--- Task description ---
Check each line below for "Refresh" and give the count of those that have it, nothing else.

◆ ◆ ◆ ◆ ◆ ◆ ◆

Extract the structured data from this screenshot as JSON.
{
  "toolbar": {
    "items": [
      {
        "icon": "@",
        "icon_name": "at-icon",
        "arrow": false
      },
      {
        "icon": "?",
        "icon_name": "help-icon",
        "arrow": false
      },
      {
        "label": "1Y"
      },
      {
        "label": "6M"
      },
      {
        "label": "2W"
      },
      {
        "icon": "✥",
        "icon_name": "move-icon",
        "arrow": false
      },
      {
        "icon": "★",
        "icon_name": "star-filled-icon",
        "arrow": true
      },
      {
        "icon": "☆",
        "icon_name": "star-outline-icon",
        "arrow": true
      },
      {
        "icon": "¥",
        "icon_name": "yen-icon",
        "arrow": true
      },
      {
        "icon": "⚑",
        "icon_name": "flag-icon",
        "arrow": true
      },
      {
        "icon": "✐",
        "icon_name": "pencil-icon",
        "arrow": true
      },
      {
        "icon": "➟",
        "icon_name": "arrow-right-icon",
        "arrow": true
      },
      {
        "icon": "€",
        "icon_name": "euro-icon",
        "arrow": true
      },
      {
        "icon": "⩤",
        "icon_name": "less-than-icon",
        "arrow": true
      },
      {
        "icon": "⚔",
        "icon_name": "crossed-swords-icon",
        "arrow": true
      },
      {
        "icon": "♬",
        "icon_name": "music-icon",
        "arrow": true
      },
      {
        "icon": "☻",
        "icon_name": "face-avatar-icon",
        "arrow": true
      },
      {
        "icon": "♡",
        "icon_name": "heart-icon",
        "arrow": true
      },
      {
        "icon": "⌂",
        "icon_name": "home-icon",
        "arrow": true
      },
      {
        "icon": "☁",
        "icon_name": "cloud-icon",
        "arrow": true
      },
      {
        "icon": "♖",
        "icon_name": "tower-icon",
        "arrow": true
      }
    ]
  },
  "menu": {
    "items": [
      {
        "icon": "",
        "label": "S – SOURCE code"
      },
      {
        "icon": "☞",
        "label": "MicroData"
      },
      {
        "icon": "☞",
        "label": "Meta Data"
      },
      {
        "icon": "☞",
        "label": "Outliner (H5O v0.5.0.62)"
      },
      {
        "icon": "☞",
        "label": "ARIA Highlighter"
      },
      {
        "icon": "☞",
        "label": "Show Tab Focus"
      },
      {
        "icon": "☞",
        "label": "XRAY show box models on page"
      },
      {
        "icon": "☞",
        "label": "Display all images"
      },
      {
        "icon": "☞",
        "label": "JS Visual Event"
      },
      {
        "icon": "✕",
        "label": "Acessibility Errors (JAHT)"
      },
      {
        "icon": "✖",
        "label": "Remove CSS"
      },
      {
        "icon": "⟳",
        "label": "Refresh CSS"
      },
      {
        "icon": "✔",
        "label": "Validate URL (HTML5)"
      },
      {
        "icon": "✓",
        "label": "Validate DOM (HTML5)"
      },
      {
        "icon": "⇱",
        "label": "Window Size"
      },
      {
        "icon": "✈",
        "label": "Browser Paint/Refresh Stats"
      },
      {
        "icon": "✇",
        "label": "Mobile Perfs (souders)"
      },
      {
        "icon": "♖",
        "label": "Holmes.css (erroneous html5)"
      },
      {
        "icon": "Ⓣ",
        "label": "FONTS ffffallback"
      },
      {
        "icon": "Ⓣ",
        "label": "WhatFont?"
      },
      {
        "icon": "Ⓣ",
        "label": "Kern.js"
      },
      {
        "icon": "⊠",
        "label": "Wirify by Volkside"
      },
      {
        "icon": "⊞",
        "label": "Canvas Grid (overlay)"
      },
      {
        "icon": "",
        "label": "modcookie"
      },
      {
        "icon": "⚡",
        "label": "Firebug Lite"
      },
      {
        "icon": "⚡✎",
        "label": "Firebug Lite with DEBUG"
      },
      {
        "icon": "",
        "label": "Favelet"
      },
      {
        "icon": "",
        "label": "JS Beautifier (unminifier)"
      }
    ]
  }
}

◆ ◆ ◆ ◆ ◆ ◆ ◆

--- Finished task ---
2